September 20, 2007
I woke up to this news headline yesterday on a Hindi news channel 'Lagaan Vasooli', and no, it was not about Income tax department. The channel was covering the story of Indian cricket team's flickering victory in the 20-20 World cup series against England. Given that 'lagaan' was a term used during the British reign in India for taxes, I felt the usage of term was very conspicuous and egregious.
Not the first time though, that something like this is being done, such incitement can be very often observed in the speeches of the species called Indian politicians, who incite religious and cultural sentiments over rational and economical issues to muster strength for personal reasons and vested interests. Consider for example the latest 'Setusamudram project', which for all non-issue based reasons has drawn attention at the hoo-ha of some protesters and the eventually admitted mistake of government officials. Papers have the drama that followed.
So long as we live in the past, its shame and glory, guess we have a little future to envision.

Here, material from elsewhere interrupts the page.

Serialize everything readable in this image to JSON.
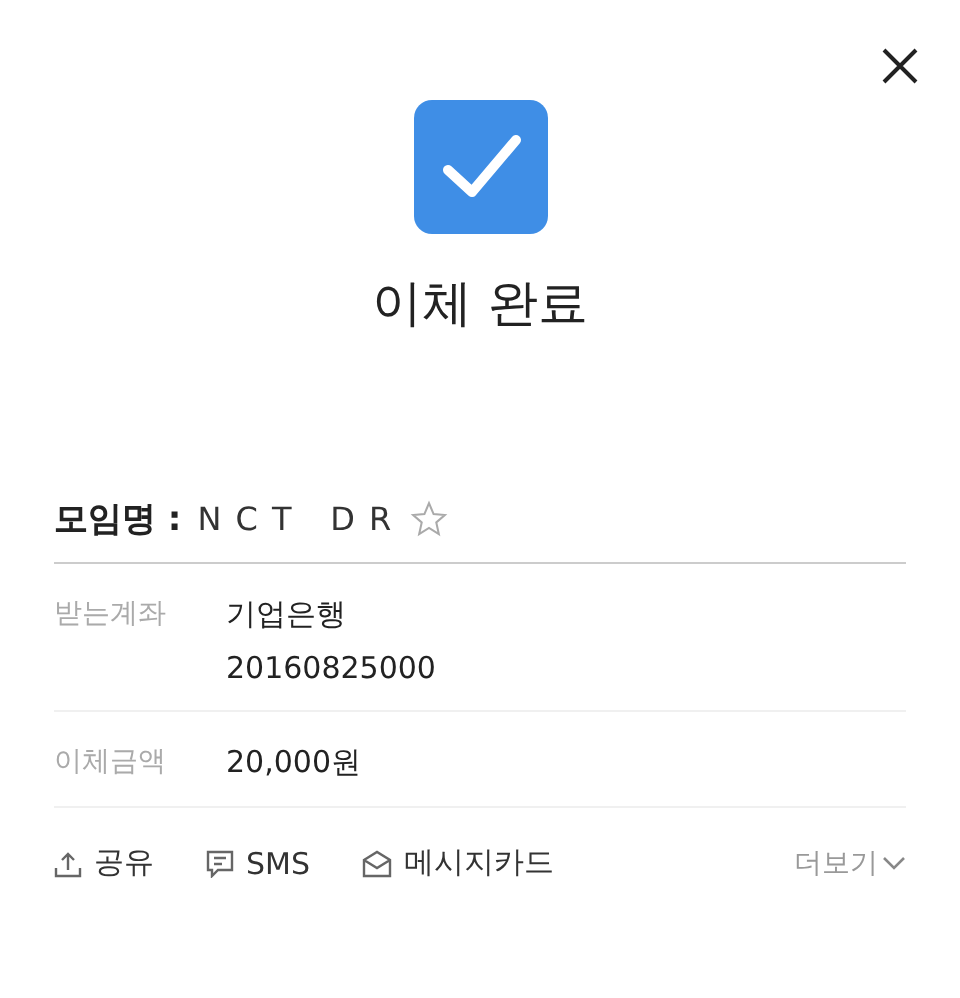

You sure can see vivid images of a god lying desecrated and helpless at the mercy of 'his' creation on this blog. It brings back to my mind the age-old question over which perhaps many people gave life and also took lives. Should idol worship be banned?

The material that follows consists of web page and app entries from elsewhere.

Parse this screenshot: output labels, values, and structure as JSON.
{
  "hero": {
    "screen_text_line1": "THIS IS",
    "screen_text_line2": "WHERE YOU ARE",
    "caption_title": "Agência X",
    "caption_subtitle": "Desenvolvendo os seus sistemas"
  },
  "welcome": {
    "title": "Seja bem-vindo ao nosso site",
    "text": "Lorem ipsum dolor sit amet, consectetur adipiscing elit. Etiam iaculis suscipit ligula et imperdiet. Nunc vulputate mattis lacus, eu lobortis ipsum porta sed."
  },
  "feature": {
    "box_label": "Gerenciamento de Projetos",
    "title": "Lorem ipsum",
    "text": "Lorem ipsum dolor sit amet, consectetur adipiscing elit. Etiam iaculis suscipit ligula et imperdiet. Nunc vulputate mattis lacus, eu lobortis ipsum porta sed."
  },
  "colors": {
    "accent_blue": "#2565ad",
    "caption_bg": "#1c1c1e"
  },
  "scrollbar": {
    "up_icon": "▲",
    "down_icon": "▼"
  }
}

Ganesha Chaturthi comes every year, and every year, and the markets are pullulating with idols, small ones, medium-sized, and humongous ones which make news. All of them are gods, being readied for worship and eventually drowned (I'd rather say desecrated). Though it creates a lot of pollution in our water bodies, a more poorer sight emerges after that when the desecrated (handicapped) idols are taken out and thrown as garbage.
And then, there are those religious policemen, who call for mass-destruction of public property when they find some idol brought down or desecrated by some miscreant which break into full-fledged riots.
Well, if those idols are gods, people better take care, and if they're not, they better not take notice, period.
September 3, 2007
To get out of difficulty, one must usually go through it !
Forwarded by my friend: Vikram Singh Parmar